4.8.4⁄3.8 2 4 (3⁄2 4⁄2) | |
8.3⁄2.8.4 3⁄2 4 | 4 |
8⁄3.8⁄3.3 2 3 | 4⁄3 |
Nonuniform truncated cuboctahedron |
4.6.8⁄3 2 3 4⁄3 | | ||
Nonuniform truncated cuboctahedron |
8⁄3.6.8 3 4 4⁄3 | | ||
Snub cube |
There are 8 convex forms and 46 nonconvex forms with icosahedral symmetry (with fundamental domain Möbius triangle (5 3 2)). (or 47 nonconvex forms if Skilling's figure is included). Some of the nonconvex snub forms have reflective vertex symmetry.
Coxeter identified a number of degenerate star polyhedra by the Wythoff construction method, which contain overlapping edges or vertices.

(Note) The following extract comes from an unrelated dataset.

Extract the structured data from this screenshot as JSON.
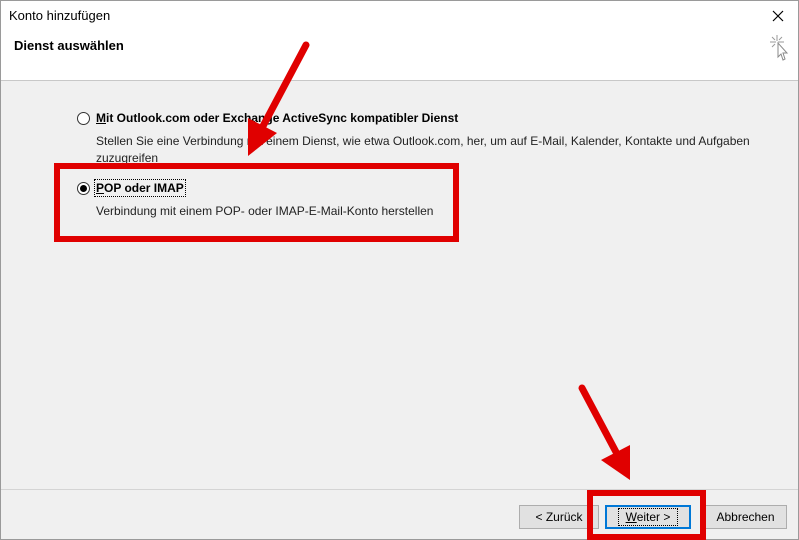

These degenerate forms include:
One further nonconvex degenerate polyhedron is the great disnub dirhombidodecahedron, also known as Skilling's figure, which is vertex-uniform, but has pairs of edges which coincide in space such that four faces meet at some edges. It is counted as a degenerate uniform polyhedron rather than a uniform polyhedron because of its double edges. It has I_{h} symmetry.